[Start of Attachment]

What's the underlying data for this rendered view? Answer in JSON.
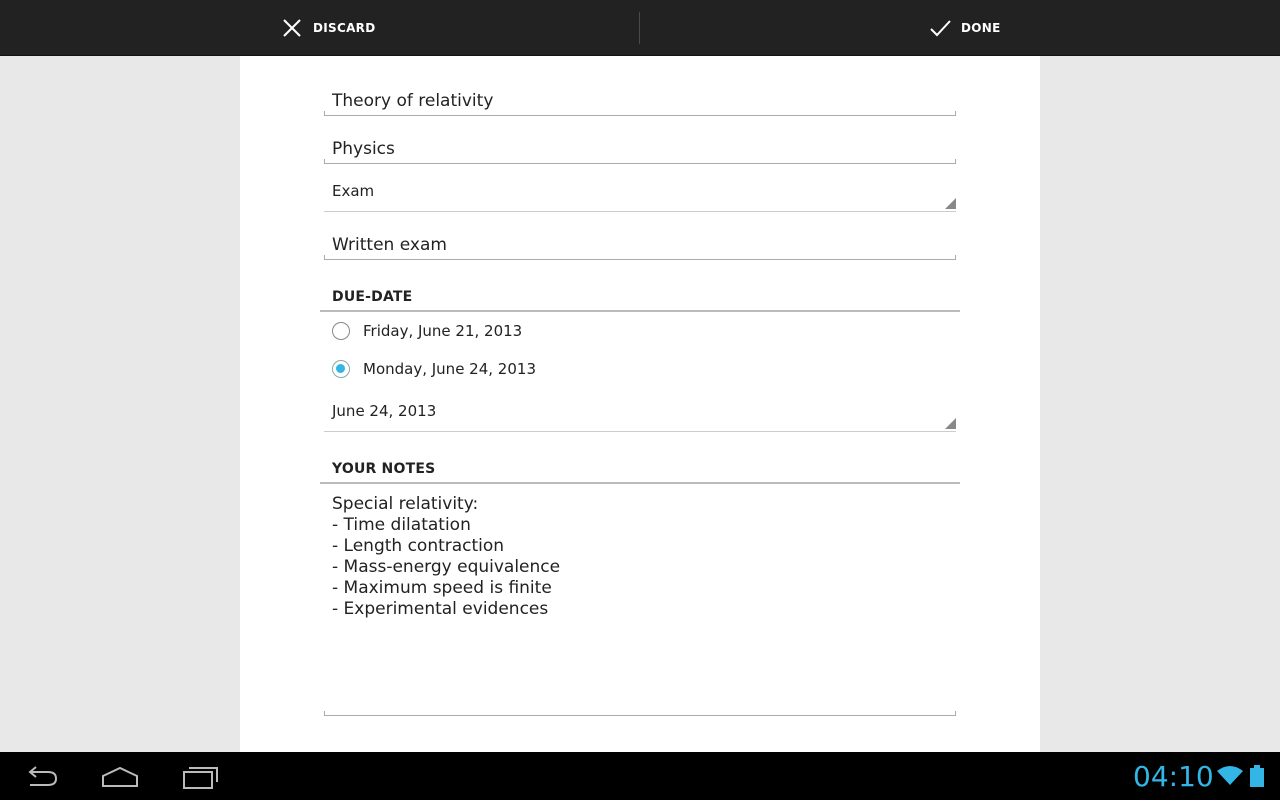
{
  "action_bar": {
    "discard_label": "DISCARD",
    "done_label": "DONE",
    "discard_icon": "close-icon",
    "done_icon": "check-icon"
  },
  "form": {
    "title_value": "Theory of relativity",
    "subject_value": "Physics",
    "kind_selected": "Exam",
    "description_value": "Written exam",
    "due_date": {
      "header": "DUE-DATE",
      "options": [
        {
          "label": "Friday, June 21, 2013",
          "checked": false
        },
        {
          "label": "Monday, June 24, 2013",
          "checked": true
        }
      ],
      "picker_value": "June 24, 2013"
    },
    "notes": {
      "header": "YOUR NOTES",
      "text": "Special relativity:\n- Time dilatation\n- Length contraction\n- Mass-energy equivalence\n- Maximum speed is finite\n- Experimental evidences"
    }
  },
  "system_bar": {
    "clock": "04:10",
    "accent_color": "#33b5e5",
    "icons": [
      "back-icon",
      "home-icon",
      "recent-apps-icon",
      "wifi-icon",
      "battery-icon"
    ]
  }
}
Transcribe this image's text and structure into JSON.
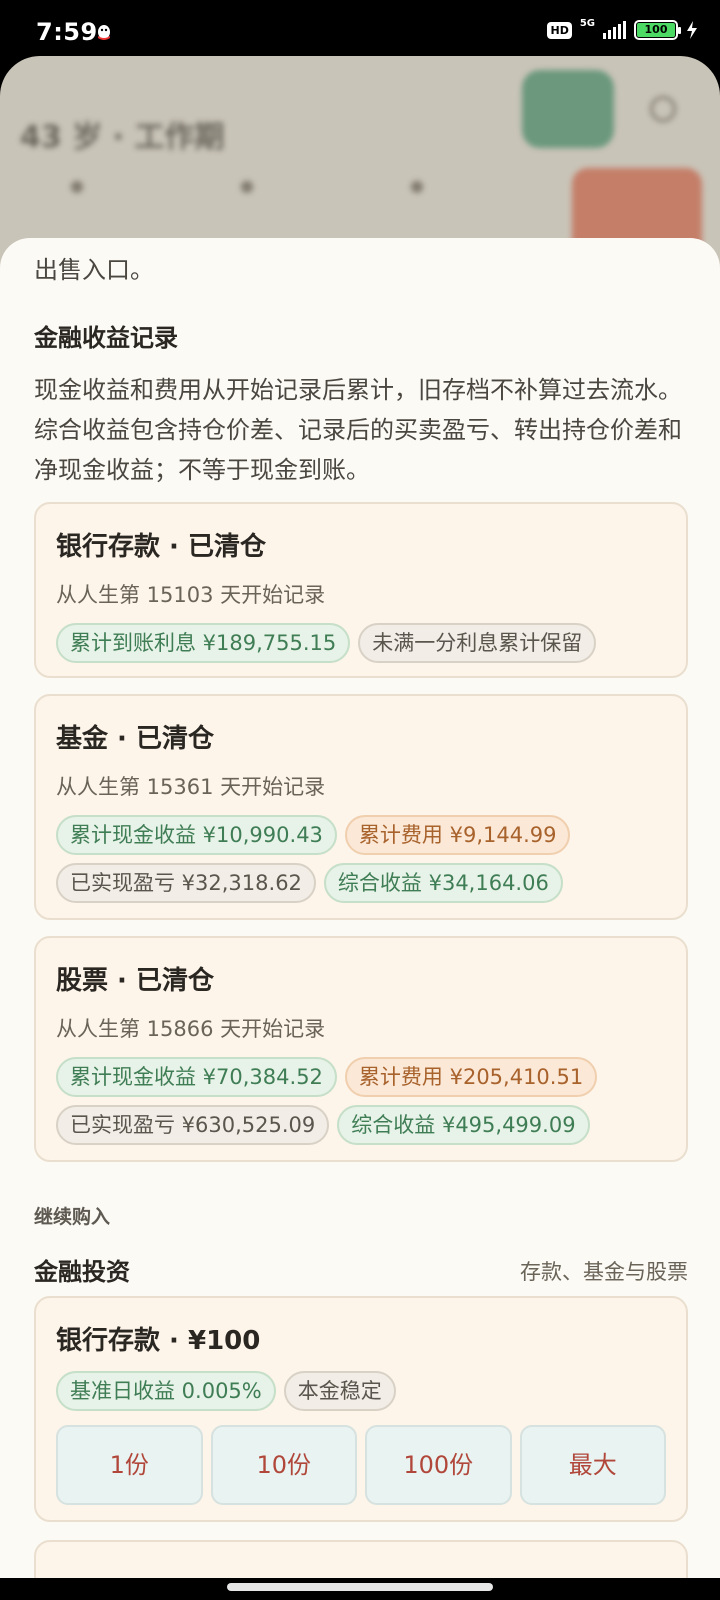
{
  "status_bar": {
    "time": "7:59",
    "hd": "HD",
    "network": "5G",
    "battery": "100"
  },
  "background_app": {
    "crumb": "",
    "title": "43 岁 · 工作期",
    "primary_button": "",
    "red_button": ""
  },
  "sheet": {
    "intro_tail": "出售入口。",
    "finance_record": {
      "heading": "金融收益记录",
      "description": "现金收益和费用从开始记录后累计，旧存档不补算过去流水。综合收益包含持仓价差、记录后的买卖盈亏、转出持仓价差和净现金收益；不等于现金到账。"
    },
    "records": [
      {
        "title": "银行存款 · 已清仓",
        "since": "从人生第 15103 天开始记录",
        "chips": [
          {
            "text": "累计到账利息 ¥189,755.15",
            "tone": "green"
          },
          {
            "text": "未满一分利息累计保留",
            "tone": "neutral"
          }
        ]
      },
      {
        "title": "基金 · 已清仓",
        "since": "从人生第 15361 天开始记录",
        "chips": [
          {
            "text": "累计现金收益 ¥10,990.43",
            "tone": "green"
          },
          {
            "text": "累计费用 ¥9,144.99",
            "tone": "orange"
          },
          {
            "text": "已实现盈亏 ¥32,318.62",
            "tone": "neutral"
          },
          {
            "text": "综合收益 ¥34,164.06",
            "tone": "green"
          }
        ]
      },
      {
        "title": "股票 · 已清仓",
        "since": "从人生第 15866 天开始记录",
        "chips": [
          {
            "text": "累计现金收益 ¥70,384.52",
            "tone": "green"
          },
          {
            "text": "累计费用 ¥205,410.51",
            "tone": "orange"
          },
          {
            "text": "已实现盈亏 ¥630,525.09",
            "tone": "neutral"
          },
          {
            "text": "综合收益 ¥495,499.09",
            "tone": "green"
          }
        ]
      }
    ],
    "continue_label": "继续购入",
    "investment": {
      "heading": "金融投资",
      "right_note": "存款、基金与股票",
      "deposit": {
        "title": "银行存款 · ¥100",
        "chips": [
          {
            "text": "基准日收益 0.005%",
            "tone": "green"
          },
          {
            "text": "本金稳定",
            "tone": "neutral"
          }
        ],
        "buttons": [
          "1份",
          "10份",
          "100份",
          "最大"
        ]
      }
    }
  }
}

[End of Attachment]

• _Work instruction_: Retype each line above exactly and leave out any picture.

• _Answer area_:
What's the underlying data for this rendered view? Answer in JSON.
{
  "action_bar": {
    "discard_label": "DISCARD",
    "done_label": "DONE",
    "discard_icon": "close-icon",
    "done_icon": "check-icon"
  },
  "form": {
    "title_value": "Theory of relativity",
    "subject_value": "Physics",
    "kind_selected": "Exam",
    "description_value": "Written exam",
    "due_date": {
      "header": "DUE-DATE",
      "options": [
        {
          "label": "Friday, June 21, 2013",
          "checked": false
        },
        {
          "label": "Monday, June 24, 2013",
          "checked": true
        }
      ],
      "picker_value": "June 24, 2013"
    },
    "notes": {
      "header": "YOUR NOTES",
      "text": "Special relativity:\n- Time dilatation\n- Length contraction\n- Mass-energy equivalence\n- Maximum speed is finite\n- Experimental evidences"
    }
  },
  "system_bar": {
    "clock": "04:10",
    "accent_color": "#33b5e5",
    "icons": [
      "back-icon",
      "home-icon",
      "recent-apps-icon",
      "wifi-icon",
      "battery-icon"
    ]
  }
}
Transcribe this image's text and structure into JSON.
{
  "status_bar": {
    "time": "7:59",
    "hd": "HD",
    "network": "5G",
    "battery": "100"
  },
  "background_app": {
    "crumb": "",
    "title": "43 岁 · 工作期",
    "primary_button": "",
    "red_button": ""
  },
  "sheet": {
    "intro_tail": "出售入口。",
    "finance_record": {
      "heading": "金融收益记录",
      "description": "现金收益和费用从开始记录后累计，旧存档不补算过去流水。综合收益包含持仓价差、记录后的买卖盈亏、转出持仓价差和净现金收益；不等于现金到账。"
    },
    "records": [
      {
        "title": "银行存款 · 已清仓",
        "since": "从人生第 15103 天开始记录",
        "chips": [
          {
            "text": "累计到账利息 ¥189,755.15",
            "tone": "green"
          },
          {
            "text": "未满一分利息累计保留",
            "tone": "neutral"
          }
        ]
      },
      {
        "title": "基金 · 已清仓",
        "since": "从人生第 15361 天开始记录",
        "chips": [
          {
            "text": "累计现金收益 ¥10,990.43",
            "tone": "green"
          },
          {
            "text": "累计费用 ¥9,144.99",
            "tone": "orange"
          },
          {
            "text": "已实现盈亏 ¥32,318.62",
            "tone": "neutral"
          },
          {
            "text": "综合收益 ¥34,164.06",
            "tone": "green"
          }
        ]
      },
      {
        "title": "股票 · 已清仓",
        "since": "从人生第 15866 天开始记录",
        "chips": [
          {
            "text": "累计现金收益 ¥70,384.52",
            "tone": "green"
          },
          {
            "text": "累计费用 ¥205,410.51",
            "tone": "orange"
          },
          {
            "text": "已实现盈亏 ¥630,525.09",
            "tone": "neutral"
          },
          {
            "text": "综合收益 ¥495,499.09",
            "tone": "green"
          }
        ]
      }
    ],
    "continue_label": "继续购入",
    "investment": {
      "heading": "金融投资",
      "right_note": "存款、基金与股票",
      "deposit": {
        "title": "银行存款 · ¥100",
        "chips": [
          {
            "text": "基准日收益 0.005%",
            "tone": "green"
          },
          {
            "text": "本金稳定",
            "tone": "neutral"
          }
        ],
        "buttons": [
          "1份",
          "10份",
          "100份",
          "最大"
        ]
      }
    }
  }
}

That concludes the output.